## The Basic Rules of Checkers

You may print this and show it to others. But, this article will eventually be part of a book that I am writing. So, please do not distribute it widely.

See The Standard Laws of Checkers, with my comments. The basic laws, covering the moving of pieces, may be difficult to find, among all of the other laws. So, here are the most basic of the laws, as I describe them:

Checkers is a board game played between two players, who alternate moves. The player who cannot move, because he has no pieces, or because all of his pieces are blocked, loses the game. Players can resign or agree to draws.

The board is square, with sixty-four smaller squares, arranged in an 8x8 grid. The smaller squares are alternately light and dark colored (green and buff in tournaments), in the famous "checker-board" pattern. The game of checkers is played on the dark (black or green) squares. Each player has a dark square on his far left and a light square on his far right. The double-corner is the distinctive pair of dark squares in the near right corner.

The pieces are Red and White, and are called Black and White in most books. In some modern publications, they are called Red and White. Sets bought in stores may be other colors. Black and Red pieces are still called Black (or Red) and White, so that you can read the books. The pieces are of cylindrical shape, much wider than they are tall (see diagram). Tournament pieces are smooth, and have no designs (crowns or concentric circles) on them. The pieces are placed on the dark squares of the board.

The starting position is with each player having twelve pieces, on the twelve dark squares closest to his edge of the board. Notice that in checker diagrams, the pieces are usually placed on the light colored squares, for readability. On a real board they are on the dark squares.

Moving: A piece which is not a king can move one square, diagonally, forward, as in the diagram at the right. A king can move one square diagonally, forward or backward. A piece (piece or king) can only move to a vacant square. A move can also consist of one or more jumps (next paragraph).

Jumping: You capture an opponent's piece (piece or king) by jumping over it, diagonally, to the adjacent vacant square beyond it. The three squares must be lined up (diagonally adjacent) as in the diagram at the left: your jumping piece (piece or king), opponent's piece (piece or king), empty square. A king can jump diagonally, forward or backward. A piece which is not a king, can only jump diagonally forward. You can make a multiple jump (see the diagram on the right), with one piece only, by jumping to empty square to empty square. In a multiple jump, the jumping piece or king can change directions, jumping first in one direction and then in another direction. You can only jump one piece with any given jump, but you can jump several pieces with a move of several jumps. You remove the jumped pieces from the board. You cannot jump your own piece. You cannot jump the same piece twice, in the same move. If you can jump, you must. And, a multiple jump must be completed; you cannot stop part way through a multiple jump.
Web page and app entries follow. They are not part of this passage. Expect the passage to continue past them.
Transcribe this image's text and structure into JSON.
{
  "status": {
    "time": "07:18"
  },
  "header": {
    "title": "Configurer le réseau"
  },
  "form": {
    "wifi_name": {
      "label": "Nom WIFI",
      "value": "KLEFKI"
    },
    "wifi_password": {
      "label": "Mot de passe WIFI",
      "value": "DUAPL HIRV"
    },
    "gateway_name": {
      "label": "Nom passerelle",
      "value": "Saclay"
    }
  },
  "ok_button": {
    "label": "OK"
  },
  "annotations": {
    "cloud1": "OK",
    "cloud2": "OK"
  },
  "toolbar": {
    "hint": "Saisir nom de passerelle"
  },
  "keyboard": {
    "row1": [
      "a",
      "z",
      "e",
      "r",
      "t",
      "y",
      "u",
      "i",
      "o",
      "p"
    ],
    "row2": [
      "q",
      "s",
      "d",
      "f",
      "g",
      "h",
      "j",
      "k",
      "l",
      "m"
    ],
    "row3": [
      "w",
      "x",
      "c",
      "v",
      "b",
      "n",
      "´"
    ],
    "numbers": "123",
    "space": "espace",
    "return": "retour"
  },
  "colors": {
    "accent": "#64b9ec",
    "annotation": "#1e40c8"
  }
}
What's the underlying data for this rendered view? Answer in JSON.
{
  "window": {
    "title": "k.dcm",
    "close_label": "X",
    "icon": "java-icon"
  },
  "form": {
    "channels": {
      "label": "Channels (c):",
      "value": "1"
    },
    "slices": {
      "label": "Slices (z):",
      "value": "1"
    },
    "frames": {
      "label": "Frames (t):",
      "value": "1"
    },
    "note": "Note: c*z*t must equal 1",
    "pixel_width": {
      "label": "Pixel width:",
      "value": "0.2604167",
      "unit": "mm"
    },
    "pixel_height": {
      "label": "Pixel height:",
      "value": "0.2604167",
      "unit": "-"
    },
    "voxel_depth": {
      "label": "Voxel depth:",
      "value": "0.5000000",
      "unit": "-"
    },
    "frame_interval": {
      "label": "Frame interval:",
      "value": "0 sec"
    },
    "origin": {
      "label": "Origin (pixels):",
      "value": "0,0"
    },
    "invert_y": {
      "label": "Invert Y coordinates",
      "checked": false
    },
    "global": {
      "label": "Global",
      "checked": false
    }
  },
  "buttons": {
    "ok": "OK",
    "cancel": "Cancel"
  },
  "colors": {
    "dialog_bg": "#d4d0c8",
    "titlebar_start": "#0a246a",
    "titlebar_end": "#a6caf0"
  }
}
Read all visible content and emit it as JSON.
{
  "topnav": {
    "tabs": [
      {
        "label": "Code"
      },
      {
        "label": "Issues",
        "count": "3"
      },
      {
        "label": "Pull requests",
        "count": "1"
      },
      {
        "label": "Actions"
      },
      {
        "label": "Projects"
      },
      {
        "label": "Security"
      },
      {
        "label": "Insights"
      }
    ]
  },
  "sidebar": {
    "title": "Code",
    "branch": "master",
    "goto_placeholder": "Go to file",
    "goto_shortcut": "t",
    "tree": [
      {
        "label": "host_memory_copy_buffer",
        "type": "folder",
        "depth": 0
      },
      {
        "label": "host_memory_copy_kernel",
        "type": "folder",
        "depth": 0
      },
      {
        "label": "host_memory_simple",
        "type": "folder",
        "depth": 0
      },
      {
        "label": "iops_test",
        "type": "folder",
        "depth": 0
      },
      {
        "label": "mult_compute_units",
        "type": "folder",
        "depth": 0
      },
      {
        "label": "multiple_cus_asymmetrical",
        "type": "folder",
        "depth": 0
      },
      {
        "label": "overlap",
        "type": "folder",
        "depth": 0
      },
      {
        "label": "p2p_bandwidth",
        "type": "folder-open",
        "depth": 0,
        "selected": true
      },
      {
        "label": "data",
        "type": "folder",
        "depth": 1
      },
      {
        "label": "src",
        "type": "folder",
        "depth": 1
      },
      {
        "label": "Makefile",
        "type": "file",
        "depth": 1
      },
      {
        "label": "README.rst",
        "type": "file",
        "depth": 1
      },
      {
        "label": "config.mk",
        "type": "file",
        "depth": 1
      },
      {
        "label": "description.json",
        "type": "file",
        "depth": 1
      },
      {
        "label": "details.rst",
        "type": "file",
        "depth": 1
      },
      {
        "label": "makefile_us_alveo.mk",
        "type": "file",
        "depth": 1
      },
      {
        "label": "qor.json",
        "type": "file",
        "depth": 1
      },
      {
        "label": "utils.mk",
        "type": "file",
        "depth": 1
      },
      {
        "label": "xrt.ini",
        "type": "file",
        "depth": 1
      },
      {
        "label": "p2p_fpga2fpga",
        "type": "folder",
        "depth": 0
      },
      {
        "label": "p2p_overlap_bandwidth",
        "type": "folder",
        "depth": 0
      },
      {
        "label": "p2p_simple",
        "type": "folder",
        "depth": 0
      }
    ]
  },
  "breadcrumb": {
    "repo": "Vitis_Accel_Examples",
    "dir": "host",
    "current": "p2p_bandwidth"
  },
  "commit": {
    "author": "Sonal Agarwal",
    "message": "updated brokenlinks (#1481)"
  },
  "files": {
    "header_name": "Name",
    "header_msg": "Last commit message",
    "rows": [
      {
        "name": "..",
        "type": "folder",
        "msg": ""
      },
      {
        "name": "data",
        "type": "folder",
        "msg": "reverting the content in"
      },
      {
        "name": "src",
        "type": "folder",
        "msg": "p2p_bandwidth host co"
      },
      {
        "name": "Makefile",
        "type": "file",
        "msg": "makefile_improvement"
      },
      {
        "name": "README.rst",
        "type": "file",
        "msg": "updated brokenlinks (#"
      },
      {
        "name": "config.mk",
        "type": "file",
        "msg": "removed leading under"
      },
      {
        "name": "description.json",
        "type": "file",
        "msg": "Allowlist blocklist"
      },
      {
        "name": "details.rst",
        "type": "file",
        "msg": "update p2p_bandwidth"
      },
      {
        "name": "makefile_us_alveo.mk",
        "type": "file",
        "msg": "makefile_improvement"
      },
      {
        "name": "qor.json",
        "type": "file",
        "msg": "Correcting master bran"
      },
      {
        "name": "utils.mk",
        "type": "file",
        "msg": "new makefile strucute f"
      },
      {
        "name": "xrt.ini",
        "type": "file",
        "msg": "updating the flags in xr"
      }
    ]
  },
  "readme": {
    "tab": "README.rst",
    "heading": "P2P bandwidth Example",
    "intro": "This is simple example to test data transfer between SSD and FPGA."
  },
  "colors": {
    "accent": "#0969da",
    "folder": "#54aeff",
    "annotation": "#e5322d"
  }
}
If you have a choice of jumps, you can choose among them, regardless of whether some of them are multiple, or not. A piece, whether it is a king or not, can jump a king.

Kinging: When a piece reaches the last row (the King Row), it becomes a King. A second checker is placed on top of that one, by the opponent. A piece that has just kinged, cannot continue jumping pieces, until the next move.

Red moves first. The players take turns moving. You can make only one move per turn. You must move. If you cannot move, you lose. Players normally choose colors at random, and then alternate colors in subsequent games.